I very badly want to see Grayson return to Congress. He needs to run next year in an open seat if that goal is to be accomplished.

Wednesday, August 3, 2011

Cutting Spending Cuts Jobs

I don't if I can say it any better than Joe Nocera did today, but it is getting extremely tiring to hear the far right in this country suggest cutting government spending will do anything but cost us jobs. I wonder sometimes if the current Tea Party crowd is simply anti-government or if they are opposed to any form of society whatsoever.

The fact we have even been talking about "debt ceiling" negotiations as opposed to budget talks shows how far off course the public conversation has gotten in the last few months. Cutting spending means taking money out of Americans pockets and putting more people on the unemployment lines. It is that simple. I understand how the very rich can have no problem with this. They have no shortage of money and do not fear a loss of work. But how regular middle- and low-class Americans can so thoroughly buy the line that any of the spending cuts in Washington will do anything short-term but hurt the economy shows a blindness to fact.

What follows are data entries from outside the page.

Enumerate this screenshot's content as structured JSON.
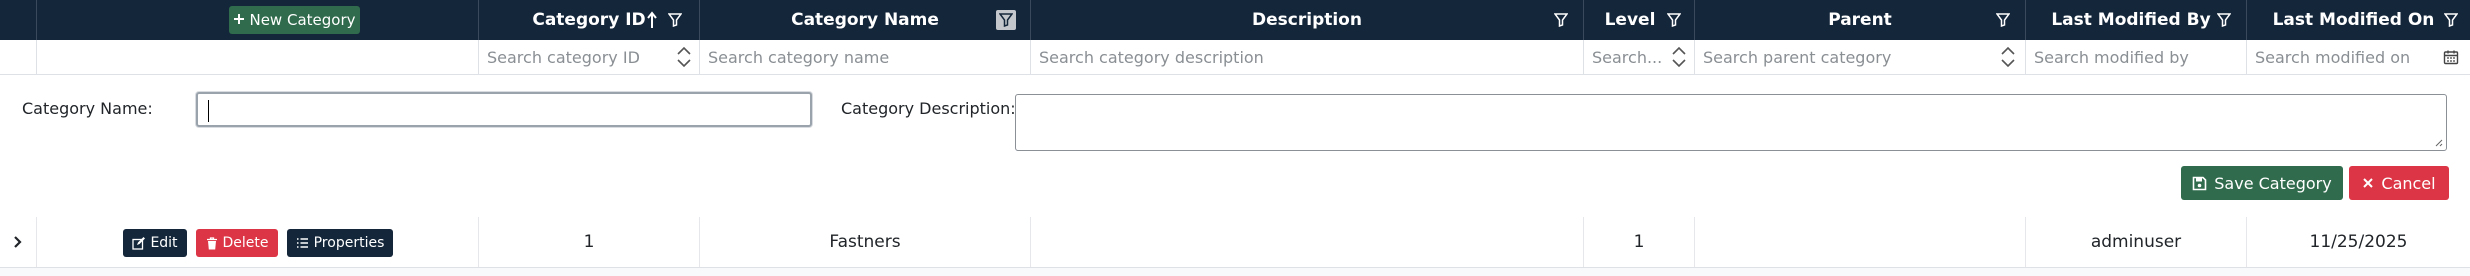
{
  "toolbar": {
    "new_category_label": "New Category"
  },
  "columns": [
    {
      "key": "category_id",
      "label": "Category ID",
      "placeholder": "Search category ID"
    },
    {
      "key": "category_name",
      "label": "Category Name",
      "placeholder": "Search category name"
    },
    {
      "key": "description",
      "label": "Description",
      "placeholder": "Search category description"
    },
    {
      "key": "level",
      "label": "Level",
      "placeholder": "Search..."
    },
    {
      "key": "parent",
      "label": "Parent",
      "placeholder": "Search parent category"
    },
    {
      "key": "last_modified_by",
      "label": "Last Modified By",
      "placeholder": "Search modified by"
    },
    {
      "key": "last_modified_on",
      "label": "Last Modified On",
      "placeholder": "Search modified on"
    }
  ],
  "form": {
    "category_name_label": "Category Name:",
    "category_name_value": "",
    "category_description_label": "Category Description:",
    "category_description_value": "",
    "save_label": "Save Category",
    "cancel_label": "Cancel"
  },
  "row_actions": {
    "edit_label": "Edit",
    "delete_label": "Delete",
    "properties_label": "Properties"
  },
  "rows": [
    {
      "category_id": "1",
      "category_name": "Fastners",
      "description": "",
      "level": "1",
      "parent": "",
      "last_modified_by": "adminuser",
      "last_modified_on": "11/25/2025"
    }
  ],
  "colors": {
    "header_bg": "#14263a",
    "save_green": "#2f6b4c",
    "cancel_red": "#dc3545"
  },
  "icons": [
    "plus-icon",
    "sort-asc-icon",
    "filter-icon",
    "spinner-icon",
    "calendar-icon",
    "save-icon",
    "close-icon",
    "chevron-right-icon",
    "edit-icon",
    "trash-icon",
    "list-icon"
  ]
}
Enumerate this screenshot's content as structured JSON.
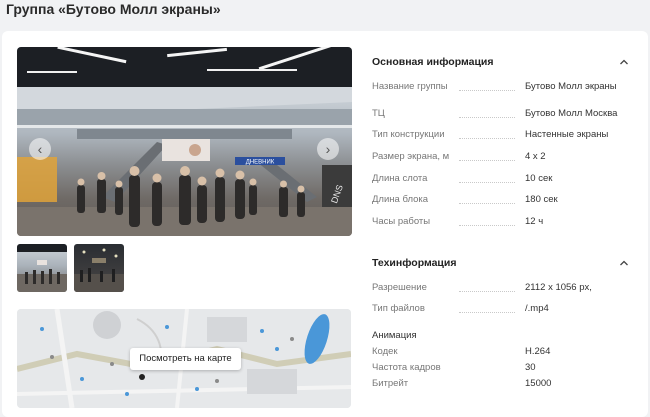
{
  "page": {
    "title": "Группа «Бутово Молл экраны»"
  },
  "gallery": {
    "prev_icon": "chevron-left-icon",
    "next_icon": "chevron-right-icon",
    "prev_glyph": "‹",
    "next_glyph": "›",
    "thumbnails": 2
  },
  "map": {
    "button_label": "Посмотреть на карте"
  },
  "basic_info": {
    "title": "Основная информация",
    "rows": [
      {
        "label": "Название группы",
        "value": "Бутово Молл экраны"
      },
      {
        "label": "ТЦ",
        "value": "Бутово Молл Москва"
      },
      {
        "label": "Тип конструкции",
        "value": "Настенные экраны"
      },
      {
        "label": "Размер экрана, м",
        "value": "4 x 2"
      },
      {
        "label": "Длина слота",
        "value": "10 сек"
      },
      {
        "label": "Длина блока",
        "value": "180 сек"
      },
      {
        "label": "Часы работы",
        "value": "12 ч"
      }
    ]
  },
  "tech_info": {
    "title": "Техинформация",
    "rows": [
      {
        "label": "Разрешение",
        "value": "2112 x 1056 px,"
      },
      {
        "label": "Тип файлов",
        "value": "/.mp4"
      }
    ],
    "animation": {
      "title": "Анимация",
      "rows": [
        {
          "label": "Кодек",
          "value": "H.264"
        },
        {
          "label": "Частота кадров",
          "value": "30"
        },
        {
          "label": "Битрейт",
          "value": "15000"
        }
      ]
    }
  },
  "photo_signs": {
    "store": "ДНЕВНИК",
    "dns": "DNS"
  }
}
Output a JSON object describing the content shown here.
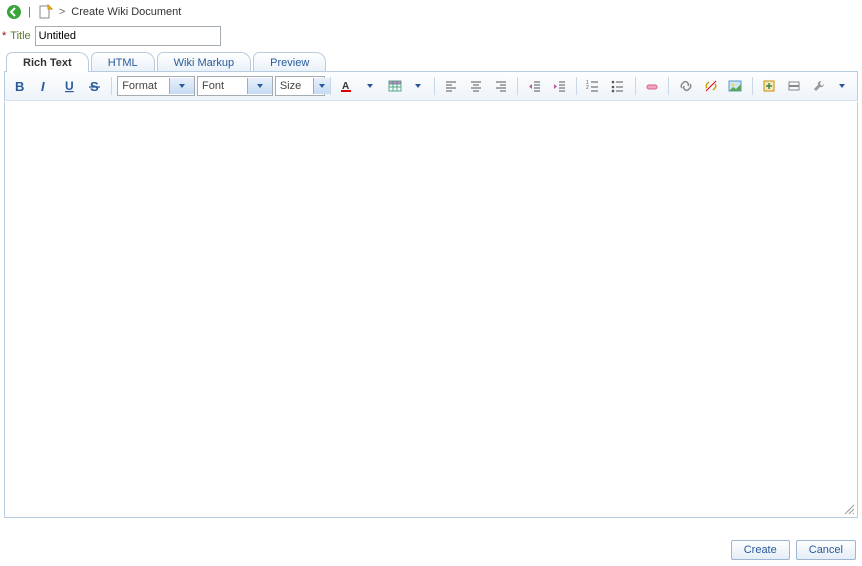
{
  "header": {
    "title": "Create Wiki Document"
  },
  "form": {
    "titleLabel": "Title",
    "titleValue": "Untitled"
  },
  "tabs": [
    "Rich Text",
    "HTML",
    "Wiki Markup",
    "Preview"
  ],
  "toolbar": {
    "format": "Format",
    "font": "Font",
    "size": "Size"
  },
  "buttons": {
    "create": "Create",
    "cancel": "Cancel"
  }
}
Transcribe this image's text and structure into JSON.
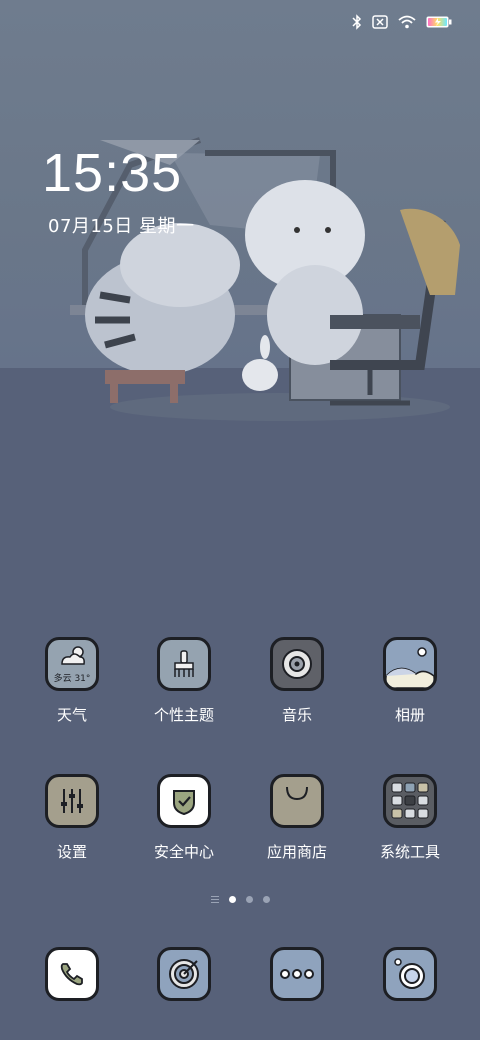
{
  "status_bar": {
    "icons": [
      "bluetooth-icon",
      "no-sim-icon",
      "wifi-icon",
      "battery-charging-icon"
    ]
  },
  "clock": {
    "time": "15:35",
    "date": "07月15日  星期一"
  },
  "apps": [
    {
      "label": "天气",
      "icon": "weather-icon",
      "weather_text": "多云 31°"
    },
    {
      "label": "个性主题",
      "icon": "theme-brush-icon"
    },
    {
      "label": "音乐",
      "icon": "music-disc-icon"
    },
    {
      "label": "相册",
      "icon": "gallery-icon"
    },
    {
      "label": "设置",
      "icon": "settings-sliders-icon"
    },
    {
      "label": "安全中心",
      "icon": "security-shield-icon"
    },
    {
      "label": "应用商店",
      "icon": "app-store-bag-icon"
    },
    {
      "label": "系统工具",
      "icon": "system-tools-folder-icon"
    }
  ],
  "pager": {
    "pages": 3,
    "current": 1
  },
  "dock": [
    {
      "icon": "phone-icon"
    },
    {
      "icon": "browser-target-icon"
    },
    {
      "icon": "messages-icon"
    },
    {
      "icon": "camera-icon"
    }
  ],
  "colors": {
    "wall": "#6f7c8e",
    "floor": "#576179",
    "tile_outline": "#1d1f24"
  }
}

Of course, I don't comprehend how the Democrats can hold the White House and the Senate but continue to always get the short end of the stick on all of this. Personally, I suspect the Democratic establishment will benefit politically from how everything played out, and believe that became clear when Boehner's inability to control his own chamber was exposed.

But as Nocera notes in his NYT piece, that shouldn't matter. Growth is slowing, and it was already moving at a painfully inadequate rate. Now the party which is supposedly pro-business is doing what it can to ensure growth stops altogether. Meanwhile, unemployment remains high.

Everyone in Washington needs to understand that until the jobs problem is fixed, nothing will get better. If they don't see merit to that in and of itself, then they should consider voters can throw everybody out if we want come the next election. Does a struggling economy hurt the president? Sure. But even if the Republicans economic suicide leads to Obama's ouster, it could also lead to their own.

And if there is one thing the right should be able to comprehend, it is self-interest.